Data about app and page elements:
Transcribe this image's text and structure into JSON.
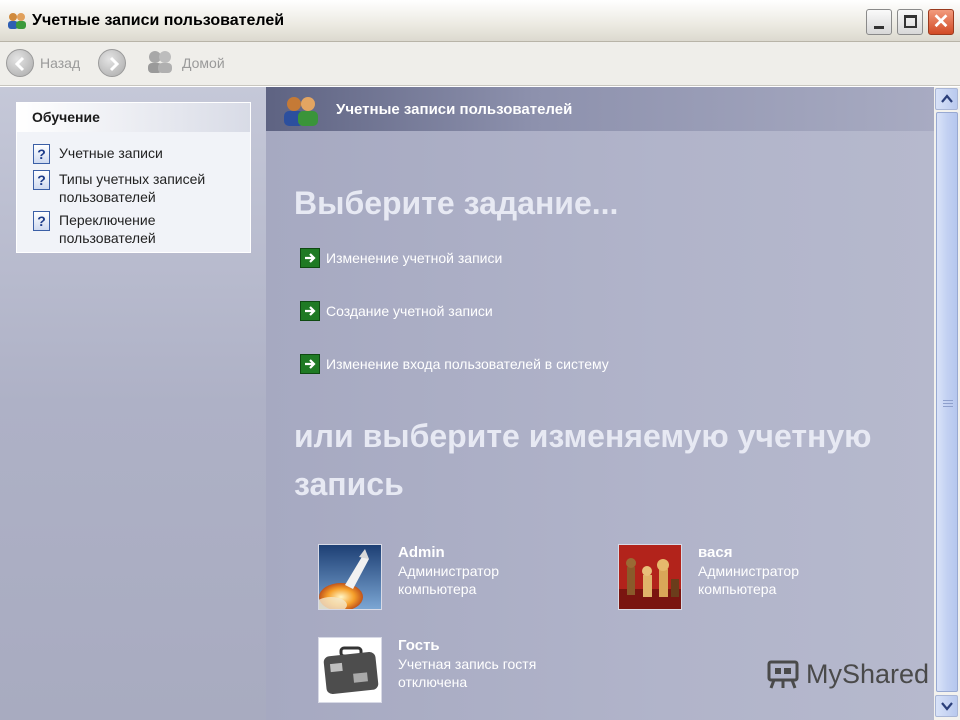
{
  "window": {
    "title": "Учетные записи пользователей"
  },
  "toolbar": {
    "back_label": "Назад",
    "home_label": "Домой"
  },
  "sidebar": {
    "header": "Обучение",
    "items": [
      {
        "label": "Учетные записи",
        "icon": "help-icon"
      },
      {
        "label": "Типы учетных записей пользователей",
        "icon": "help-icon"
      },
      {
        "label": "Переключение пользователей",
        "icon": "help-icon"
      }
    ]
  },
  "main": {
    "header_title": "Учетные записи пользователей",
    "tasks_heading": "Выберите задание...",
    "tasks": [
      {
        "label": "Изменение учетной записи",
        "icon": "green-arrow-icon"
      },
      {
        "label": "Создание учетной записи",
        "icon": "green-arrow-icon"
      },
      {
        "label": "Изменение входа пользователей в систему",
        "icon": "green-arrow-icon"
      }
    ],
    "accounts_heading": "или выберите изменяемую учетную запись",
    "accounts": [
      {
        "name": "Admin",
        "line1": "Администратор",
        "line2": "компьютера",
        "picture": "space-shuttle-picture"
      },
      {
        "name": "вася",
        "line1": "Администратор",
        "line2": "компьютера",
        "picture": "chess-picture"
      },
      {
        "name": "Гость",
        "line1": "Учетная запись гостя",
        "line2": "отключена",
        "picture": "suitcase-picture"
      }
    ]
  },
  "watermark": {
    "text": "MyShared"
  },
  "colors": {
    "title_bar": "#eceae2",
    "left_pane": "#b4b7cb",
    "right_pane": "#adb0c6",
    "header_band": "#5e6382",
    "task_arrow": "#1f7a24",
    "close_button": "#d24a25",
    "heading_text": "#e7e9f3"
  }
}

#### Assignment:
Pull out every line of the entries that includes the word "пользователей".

#### Answer area:
    "title": "Учетные записи пользователей"
        "label": "Типы учетных записей пользователей",
        "label": "Переключение пользователей",
    "header_title": "Учетные записи пользователей",
        "label": "Изменение входа пользователей в систему",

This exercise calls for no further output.